_Work to be completed_. From the first line to the last, copy the data exactly and drop the pictures.

(Saved entries)
┄┄┄┄┄┄┄┄┄┄

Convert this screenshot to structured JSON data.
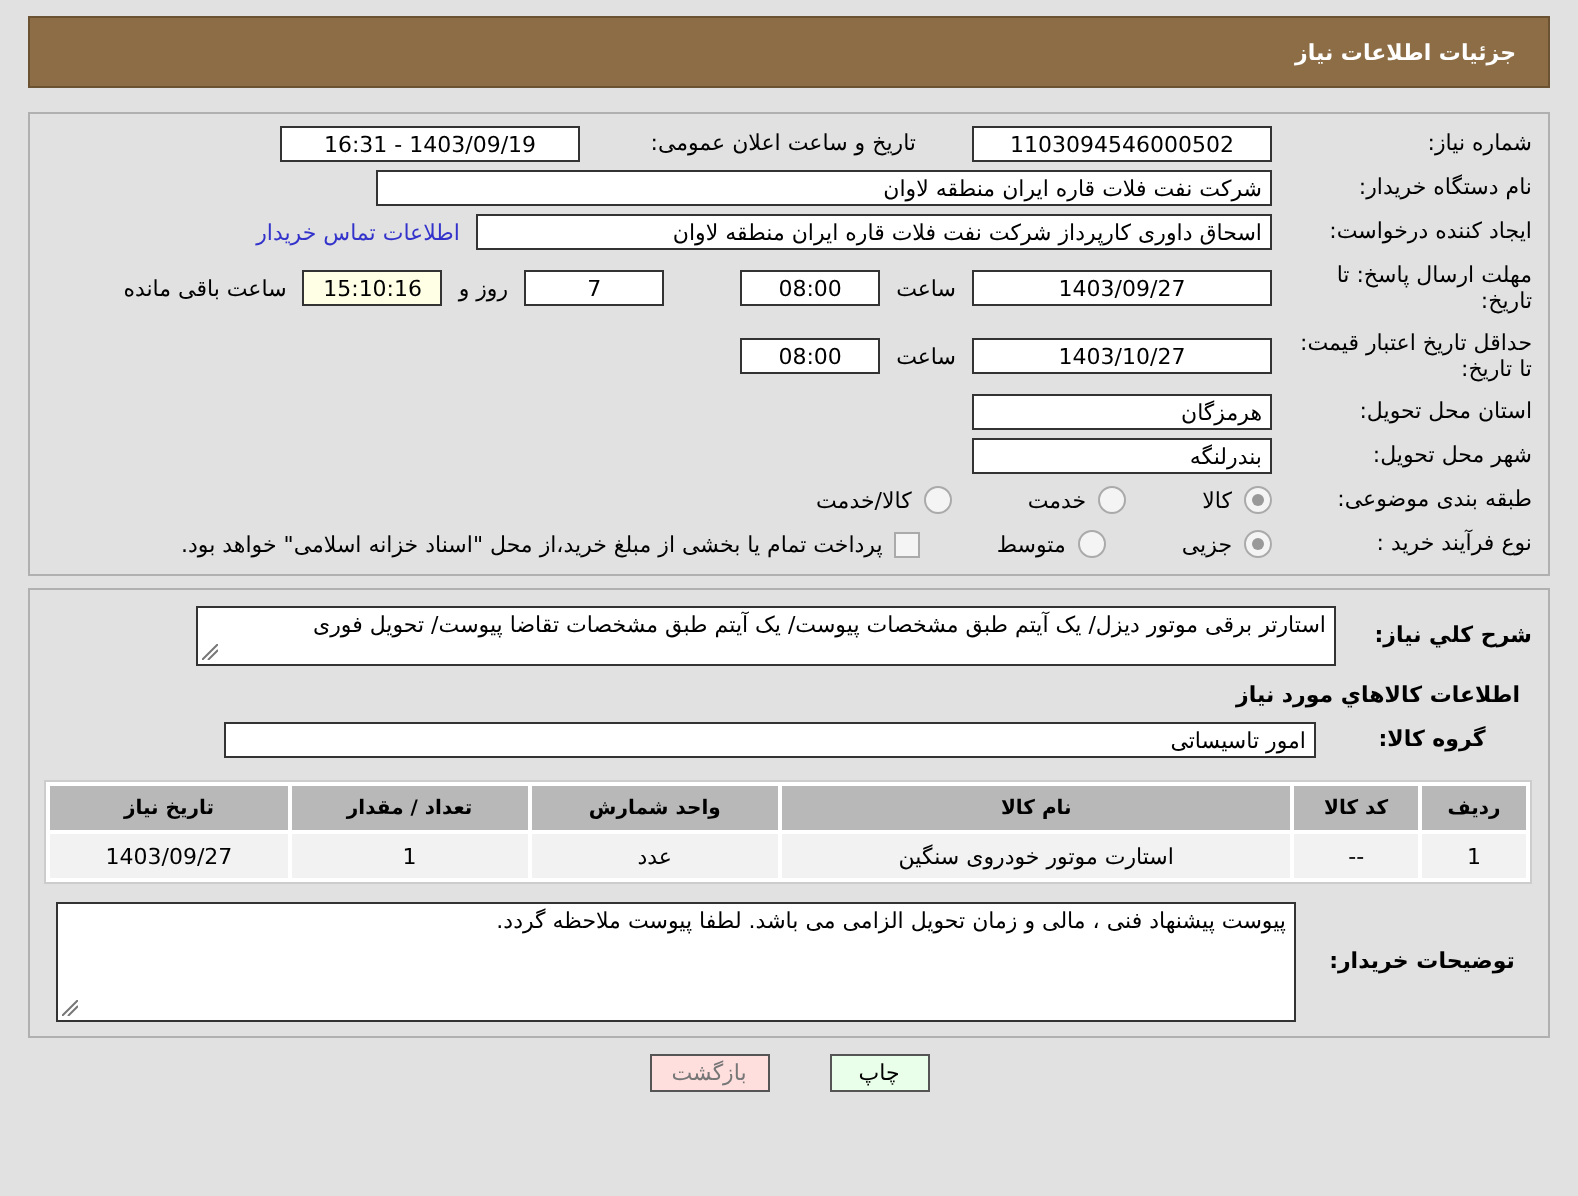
{
  "header": {
    "title": "جزئیات اطلاعات نیاز"
  },
  "need_number": {
    "label": "شماره نیاز:",
    "value": "1103094546000502"
  },
  "announce": {
    "label": "تاریخ و ساعت اعلان عمومی:",
    "value": "1403/09/19 - 16:31"
  },
  "buyer": {
    "label": "نام دستگاه خریدار:",
    "value": "شرکت نفت فلات قاره ایران منطقه لاوان"
  },
  "requester": {
    "label": "ایجاد کننده درخواست:",
    "value": "اسحاق داوری کارپرداز شرکت نفت فلات قاره ایران منطقه لاوان",
    "link": "اطلاعات تماس خریدار"
  },
  "response_deadline": {
    "label": "مهلت ارسال پاسخ: تا تاریخ:",
    "date": "1403/09/27",
    "time_label": "ساعت",
    "time": "08:00",
    "days": "7",
    "days_label": "روز و",
    "remaining": "15:10:16",
    "remaining_label": "ساعت باقی مانده"
  },
  "price_validity": {
    "label": "حداقل تاریخ اعتبار قیمت: تا تاریخ:",
    "date": "1403/10/27",
    "time_label": "ساعت",
    "time": "08:00"
  },
  "province": {
    "label": "استان محل تحویل:",
    "value": "هرمزگان"
  },
  "city": {
    "label": "شهر محل تحویل:",
    "value": "بندرلنگه"
  },
  "category": {
    "label": "طبقه بندی موضوعی:",
    "options": [
      {
        "label": "کالا",
        "selected": true
      },
      {
        "label": "خدمت",
        "selected": false
      },
      {
        "label": "کالا/خدمت",
        "selected": false
      }
    ]
  },
  "process": {
    "label": "نوع فرآیند خرید :",
    "options": [
      {
        "label": "جزیی",
        "selected": true
      },
      {
        "label": "متوسط",
        "selected": false
      }
    ],
    "treasury": {
      "label": "پرداخت تمام یا بخشی از مبلغ خرید،از محل \"اسناد خزانه اسلامی\" خواهد بود.",
      "checked": false
    }
  },
  "description": {
    "label": "شرح کلي نياز:",
    "value": "استارتر برقی موتور دیزل/ یک آیتم طبق مشخصات پیوست/ یک آیتم طبق مشخصات تقاضا پیوست/ تحویل فوری"
  },
  "goods_title": "اطلاعات كالاهاي مورد نياز",
  "goods_group": {
    "label": "گروه کالا:",
    "value": "امور تاسیساتی"
  },
  "table": {
    "columns": [
      "ردیف",
      "کد کالا",
      "نام کالا",
      "واحد شمارش",
      "تعداد / مقدار",
      "تاریخ نیاز"
    ],
    "rows": [
      [
        "1",
        "--",
        "استارت موتور خودروی سنگین",
        "عدد",
        "1",
        "1403/09/27"
      ]
    ]
  },
  "buyer_notes": {
    "label": "توضیحات خریدار:",
    "value": "پیوست پیشنهاد فنی ، مالی و زمان تحویل الزامی می باشد. لطفا پیوست ملاحظه گردد."
  },
  "buttons": [
    {
      "label": "چاپ",
      "kind": "print"
    },
    {
      "label": "بازگشت",
      "kind": "back"
    }
  ]
}
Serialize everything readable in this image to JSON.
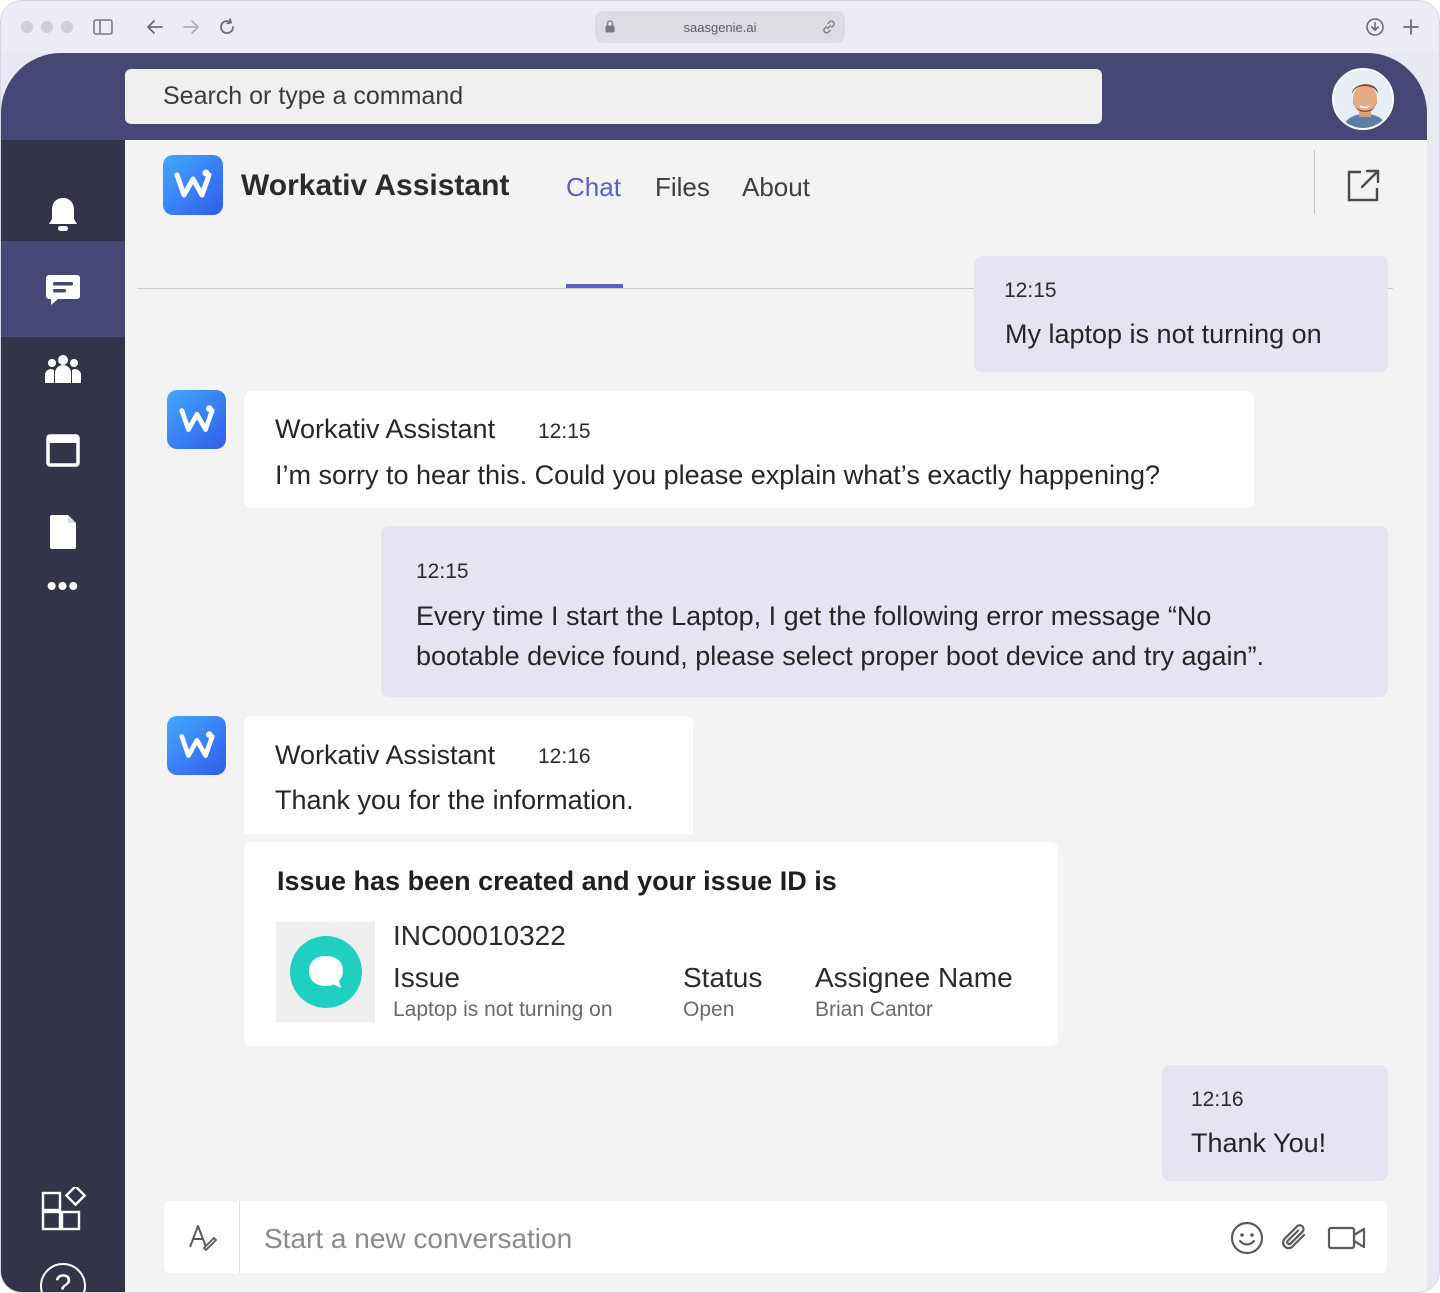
{
  "browser": {
    "url": "saasgenie.ai"
  },
  "topbar": {
    "search_placeholder": "Search or type a command"
  },
  "header": {
    "title": "Workativ Assistant",
    "tabs": [
      {
        "label": "Chat",
        "active": true
      },
      {
        "label": "Files",
        "active": false
      },
      {
        "label": "About",
        "active": false
      }
    ]
  },
  "rail": {
    "items": [
      "bell-icon",
      "chat-icon",
      "teams-icon",
      "calendar-icon",
      "files-icon",
      "more-icon",
      "apps-icon",
      "help-icon"
    ],
    "active": "chat-icon",
    "more_label": "•••",
    "help_label": "?"
  },
  "messages": [
    {
      "direction": "out",
      "time": "12:15",
      "text": "My laptop is not turning on"
    },
    {
      "direction": "in",
      "sender": "Workativ Assistant",
      "time": "12:15",
      "text": "I’m sorry to hear this. Could you please explain what’s exactly happening?"
    },
    {
      "direction": "out",
      "time": "12:15",
      "text_line1": "Every time I start the Laptop, I get the following error message “No",
      "text_line2": "bootable device found, please select proper boot device and try again”."
    },
    {
      "direction": "in",
      "sender": "Workativ Assistant",
      "time": "12:16",
      "text": "Thank you for the information."
    },
    {
      "direction": "out",
      "time": "12:16",
      "text": "Thank You!"
    }
  ],
  "issue_card": {
    "title": "Issue has been created and your issue ID is",
    "id": "INC00010322",
    "fields": [
      {
        "label": "Issue",
        "value": "Laptop is not turning on"
      },
      {
        "label": "Status",
        "value": "Open"
      },
      {
        "label": "Assignee Name",
        "value": "Brian Cantor"
      }
    ]
  },
  "compose": {
    "placeholder": "Start a new conversation"
  },
  "colors": {
    "brand": "#464775",
    "rail": "#33344a",
    "accent": "#5b5fc7",
    "outgoing_bubble": "#e5e5f1",
    "teal": "#1fcfc0"
  }
}
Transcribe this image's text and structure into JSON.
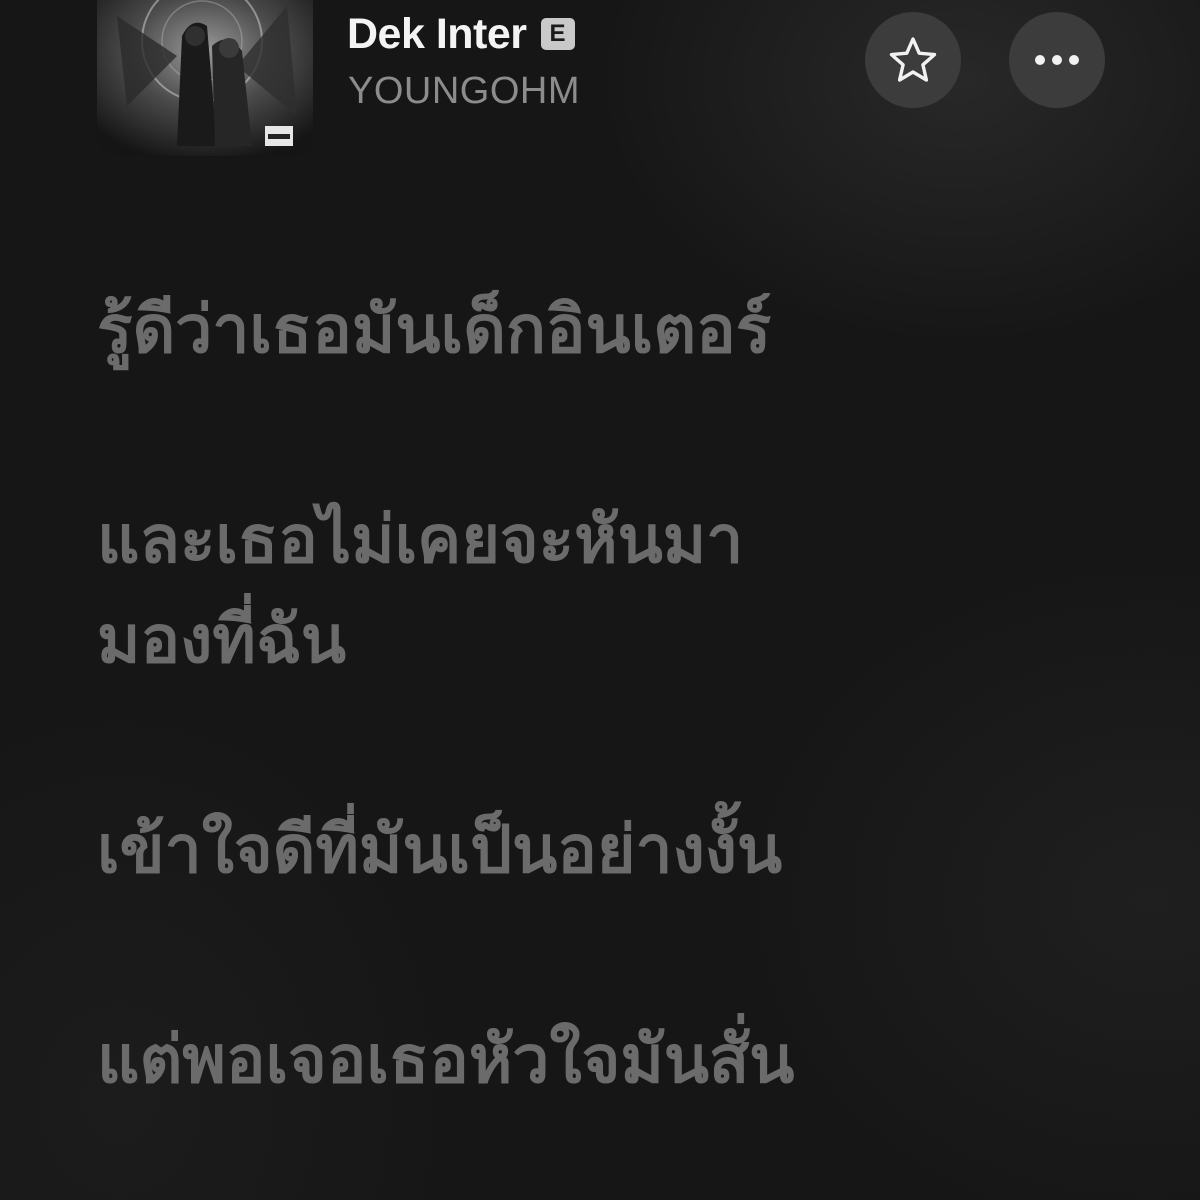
{
  "now_playing": {
    "title": "Dek Inter",
    "explicit_badge": "E",
    "artist": "YOUNGOHM",
    "artwork_icon": "album-artwork",
    "favorite_icon": "star-icon",
    "more_icon": "ellipsis-icon"
  },
  "colors": {
    "background": "#161616",
    "title": "#f4f4f4",
    "artist": "#8c8c8c",
    "lyrics_inactive": "#6b6b6b",
    "button_bg": "#3c3c3c"
  },
  "lyrics": [
    {
      "lines": [
        "รู้ดีว่าเธอมันเด็กอินเตอร์"
      ]
    },
    {
      "lines": [
        "และเธอไม่เคยจะหันมา",
        "มองที่ฉัน"
      ]
    },
    {
      "lines": [
        "เข้าใจดีที่มันเป็นอย่างงั้น"
      ]
    },
    {
      "lines": [
        "แต่พอเจอเธอหัวใจมันสั่น"
      ]
    }
  ]
}
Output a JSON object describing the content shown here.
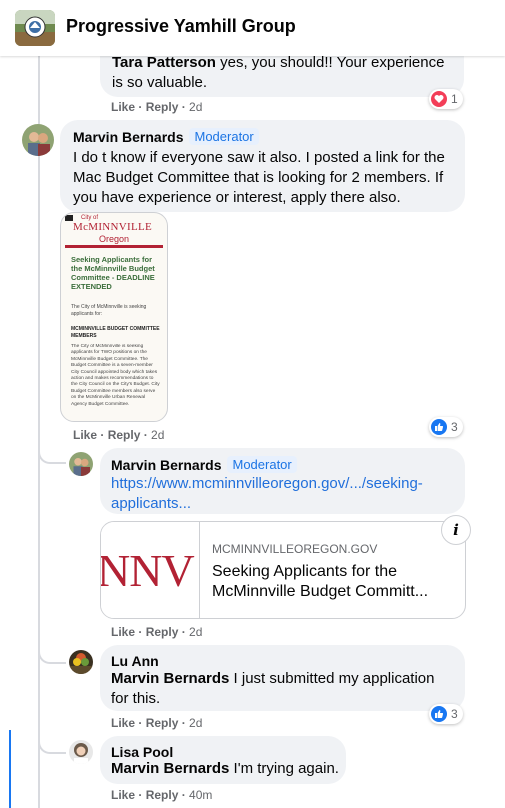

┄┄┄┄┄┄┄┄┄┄

_Your solution_.
Convert this screenshot to structured JSON data.
{
  "header": {
    "title": "جزئیات اطلاعات نیاز"
  },
  "need_number": {
    "label": "شماره نیاز:",
    "value": "1103094546000502"
  },
  "announce": {
    "label": "تاریخ و ساعت اعلان عمومی:",
    "value": "1403/09/19 - 16:31"
  },
  "buyer": {
    "label": "نام دستگاه خریدار:",
    "value": "شرکت نفت فلات قاره ایران منطقه لاوان"
  },
  "requester": {
    "label": "ایجاد کننده درخواست:",
    "value": "اسحاق داوری کارپرداز شرکت نفت فلات قاره ایران منطقه لاوان",
    "link": "اطلاعات تماس خریدار"
  },
  "response_deadline": {
    "label": "مهلت ارسال پاسخ: تا تاریخ:",
    "date": "1403/09/27",
    "time_label": "ساعت",
    "time": "08:00",
    "days": "7",
    "days_label": "روز و",
    "remaining": "15:10:16",
    "remaining_label": "ساعت باقی مانده"
  },
  "price_validity": {
    "label": "حداقل تاریخ اعتبار قیمت: تا تاریخ:",
    "date": "1403/10/27",
    "time_label": "ساعت",
    "time": "08:00"
  },
  "province": {
    "label": "استان محل تحویل:",
    "value": "هرمزگان"
  },
  "city": {
    "label": "شهر محل تحویل:",
    "value": "بندرلنگه"
  },
  "category": {
    "label": "طبقه بندی موضوعی:",
    "options": [
      {
        "label": "کالا",
        "selected": true
      },
      {
        "label": "خدمت",
        "selected": false
      },
      {
        "label": "کالا/خدمت",
        "selected": false
      }
    ]
  },
  "process": {
    "label": "نوع فرآیند خرید :",
    "options": [
      {
        "label": "جزیی",
        "selected": true
      },
      {
        "label": "متوسط",
        "selected": false
      }
    ],
    "treasury": {
      "label": "پرداخت تمام یا بخشی از مبلغ خرید،از محل \"اسناد خزانه اسلامی\" خواهد بود.",
      "checked": false
    }
  },
  "description": {
    "label": "شرح کلي نياز:",
    "value": "استارتر برقی موتور دیزل/ یک آیتم طبق مشخصات پیوست/ یک آیتم طبق مشخصات تقاضا پیوست/ تحویل فوری"
  },
  "goods_title": "اطلاعات كالاهاي مورد نياز",
  "goods_group": {
    "label": "گروه کالا:",
    "value": "امور تاسیساتی"
  },
  "table": {
    "columns": [
      "ردیف",
      "کد کالا",
      "نام کالا",
      "واحد شمارش",
      "تعداد / مقدار",
      "تاریخ نیاز"
    ],
    "rows": [
      [
        "1",
        "--",
        "استارت موتور خودروی سنگین",
        "عدد",
        "1",
        "1403/09/27"
      ]
    ]
  },
  "buyer_notes": {
    "label": "توضیحات خریدار:",
    "value": "پیوست پیشنهاد فنی ، مالی و زمان تحویل الزامی می باشد. لطفا پیوست ملاحظه گردد."
  },
  "buttons": [
    {
      "label": "چاپ",
      "kind": "print"
    },
    {
      "label": "بازگشت",
      "kind": "back"
    }
  ]
}
Serialize everything readable in this image to JSON.
{
  "browser": {
    "url": "saasgenie.ai"
  },
  "topbar": {
    "search_placeholder": "Search or type a command"
  },
  "header": {
    "title": "Workativ Assistant",
    "tabs": [
      {
        "label": "Chat",
        "active": true
      },
      {
        "label": "Files",
        "active": false
      },
      {
        "label": "About",
        "active": false
      }
    ]
  },
  "rail": {
    "items": [
      "bell-icon",
      "chat-icon",
      "teams-icon",
      "calendar-icon",
      "files-icon",
      "more-icon",
      "apps-icon",
      "help-icon"
    ],
    "active": "chat-icon",
    "more_label": "•••",
    "help_label": "?"
  },
  "messages": [
    {
      "direction": "out",
      "time": "12:15",
      "text": "My laptop is not turning on"
    },
    {
      "direction": "in",
      "sender": "Workativ Assistant",
      "time": "12:15",
      "text": "I’m sorry to hear this. Could you please explain what’s exactly happening?"
    },
    {
      "direction": "out",
      "time": "12:15",
      "text_line1": "Every time I start the Laptop, I get the following error message “No",
      "text_line2": "bootable device found, please select proper boot device and try again”."
    },
    {
      "direction": "in",
      "sender": "Workativ Assistant",
      "time": "12:16",
      "text": "Thank you for the information."
    },
    {
      "direction": "out",
      "time": "12:16",
      "text": "Thank You!"
    }
  ],
  "issue_card": {
    "title": "Issue has been created and your issue ID is",
    "id": "INC00010322",
    "fields": [
      {
        "label": "Issue",
        "value": "Laptop is not turning on"
      },
      {
        "label": "Status",
        "value": "Open"
      },
      {
        "label": "Assignee Name",
        "value": "Brian Cantor"
      }
    ]
  },
  "compose": {
    "placeholder": "Start a new conversation"
  },
  "colors": {
    "brand": "#464775",
    "rail": "#33344a",
    "accent": "#5b5fc7",
    "outgoing_bubble": "#e5e5f1",
    "teal": "#1fcfc0"
  }
}
Transcribe this image's text and structure into JSON.
{
  "now_playing": {
    "title": "Dek Inter",
    "explicit_badge": "E",
    "artist": "YOUNGOHM",
    "artwork_icon": "album-artwork",
    "favorite_icon": "star-icon",
    "more_icon": "ellipsis-icon"
  },
  "colors": {
    "background": "#161616",
    "title": "#f4f4f4",
    "artist": "#8c8c8c",
    "lyrics_inactive": "#6b6b6b",
    "button_bg": "#3c3c3c"
  },
  "lyrics": [
    {
      "lines": [
        "รู้ดีว่าเธอมันเด็กอินเตอร์"
      ]
    },
    {
      "lines": [
        "และเธอไม่เคยจะหันมา",
        "มองที่ฉัน"
      ]
    },
    {
      "lines": [
        "เข้าใจดีที่มันเป็นอย่างงั้น"
      ]
    },
    {
      "lines": [
        "แต่พอเจอเธอหัวใจมันสั่น"
      ]
    }
  ]
}
Output a JSON object describing the content shown here.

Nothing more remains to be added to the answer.